But there is also another use for the term engage. When we engage someone we come to grips with them or confront them. When the Christian worldview engages the secular worldview should it mesh with the secular worldview? When the Christian worldview engages the secular worldview will it be, should it be, charming and attractive to the secular worldview? Is this what the Lord wants from His church, His people, bought out from the world and its culture by His blood? Or when the Christian worldview engages the secular worldview will it come to grips with it and confront it? Is it important to tell the gospel truth truthfully and forthrightly? Can we dilute the gospel truth and expect it to be effective or expect the Holy Spirit to honor and work through what we are doing? Is diluted truth, partial truth, anything apart from the full truth, still truth? The rub is that truth, by its very nature, is confrontational, especially biblical truth. Biblical truth is offensive, it separates and divides. If churches are trying not be be offensive, but attractive, then is telling the gospel truth their priority; and if it is not their priority then can they claim to be engaging the culture from a Biblical basis?
For the church, the pillar and support of the truth, is true engagement the confronting of one culture by another, the confrontation between light and darkness, truth and deception, sacred and secular? Doesn't the gospel truth engage by confronting? Can the Christian worldview engage the secular worldview without confrontation? If the church is salt and light then can it be anything less than confrontational with the world around us?
So when you say you are engaging the culture what do mean by that? Is engaging the culture from a Biblical perspective really what you are doing?
Saturday, April 17, 2010
Friday, April 02, 2010
For the love of Christ controls us,
having concluded this,
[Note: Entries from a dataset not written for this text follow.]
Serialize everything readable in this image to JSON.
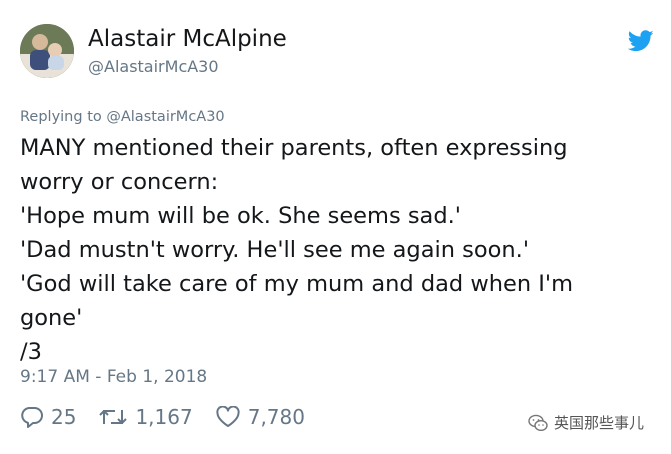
{
  "author": {
    "display_name": "Alastair McAlpine",
    "handle": "@AlastairMcA30"
  },
  "reply": {
    "prefix": "Replying to",
    "handle": "@AlastairMcA30"
  },
  "tweet": {
    "lines": [
      "MANY mentioned their parents, often expressing",
      "worry or concern:",
      "'Hope mum will be ok. She seems sad.'",
      "'Dad mustn't worry. He'll see me again soon.'",
      "'God will take care of my mum and dad when I'm",
      "gone'",
      "/3"
    ],
    "timestamp": "9:17 AM - Feb 1, 2018"
  },
  "actions": {
    "replies": "25",
    "retweets": "1,167",
    "likes": "7,780"
  },
  "watermark": {
    "text": "英国那些事儿"
  },
  "colors": {
    "twitter_blue": "#1da1f2",
    "secondary_text": "#657786",
    "primary_text": "#14171a"
  },
  "icons": {
    "brand": "twitter-bird-icon",
    "reply": "reply-bubble-icon",
    "retweet": "retweet-icon",
    "like": "heart-icon",
    "watermark": "wechat-icon"
  }
}
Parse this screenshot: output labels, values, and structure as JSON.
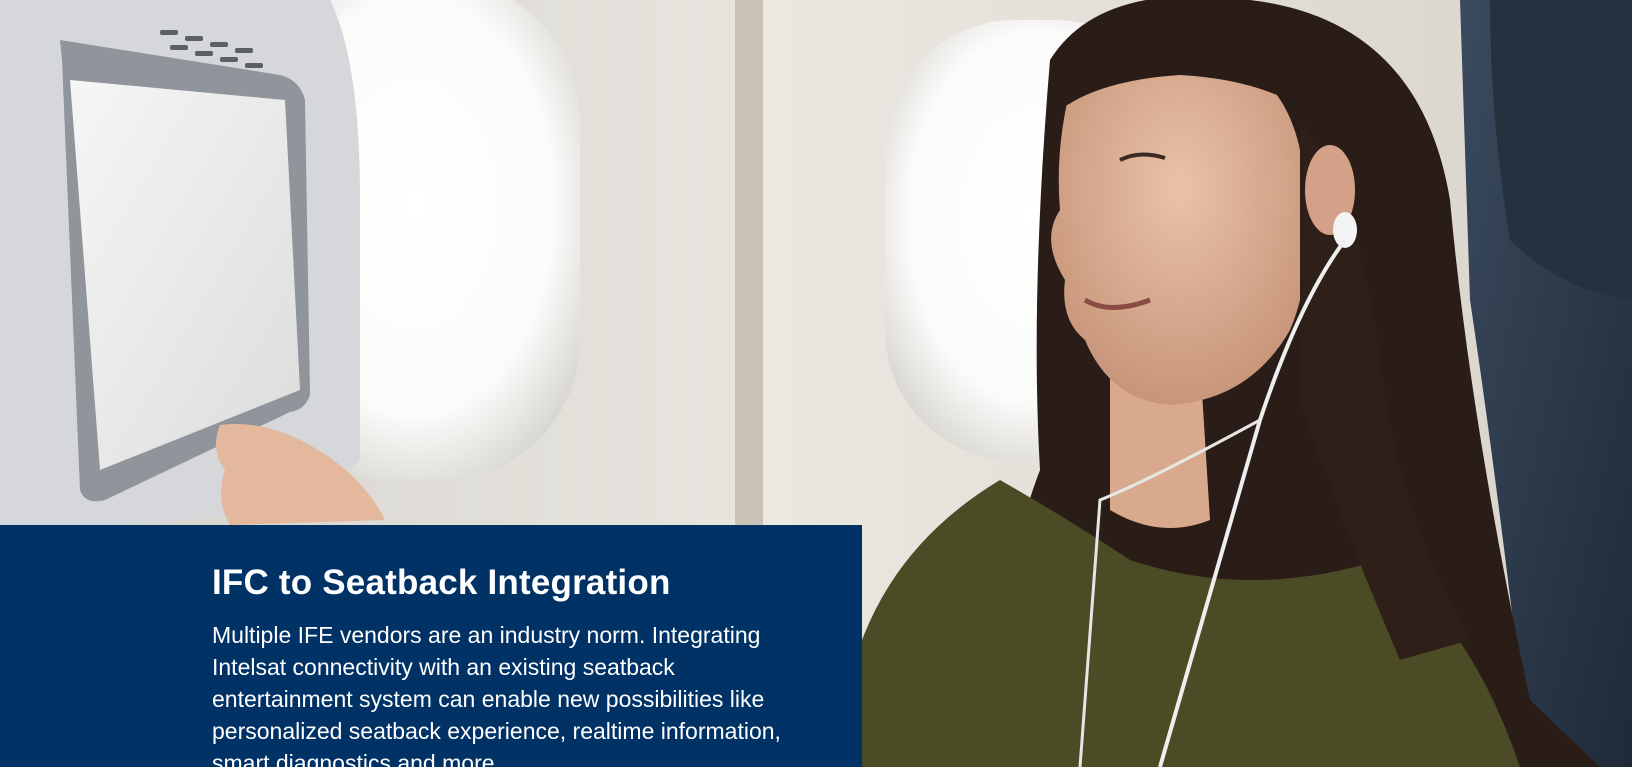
{
  "hero": {
    "image": "passenger-using-seatback-screen-photo",
    "subject": "woman-with-earphones-icon",
    "screen": "seatback-screen-icon"
  },
  "feature": {
    "title": "IFC to Seatback Integration",
    "body": "Multiple IFE vendors are an industry norm. Integrating Intelsat connectivity with an existing seatback entertainment system can enable new possibilities like personalized seatback experience, realtime information, smart diagnostics and more."
  },
  "colors": {
    "panel": "#003266",
    "text": "#ffffff"
  }
}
that one died for all; therefore all died;
and He died for all, so that they who live
might no longer live for themselves,
but for Him who died and rose again on their behalf.
II Corinthians 5:14-15
Our love for Christ compels us to live for Him because He died for us.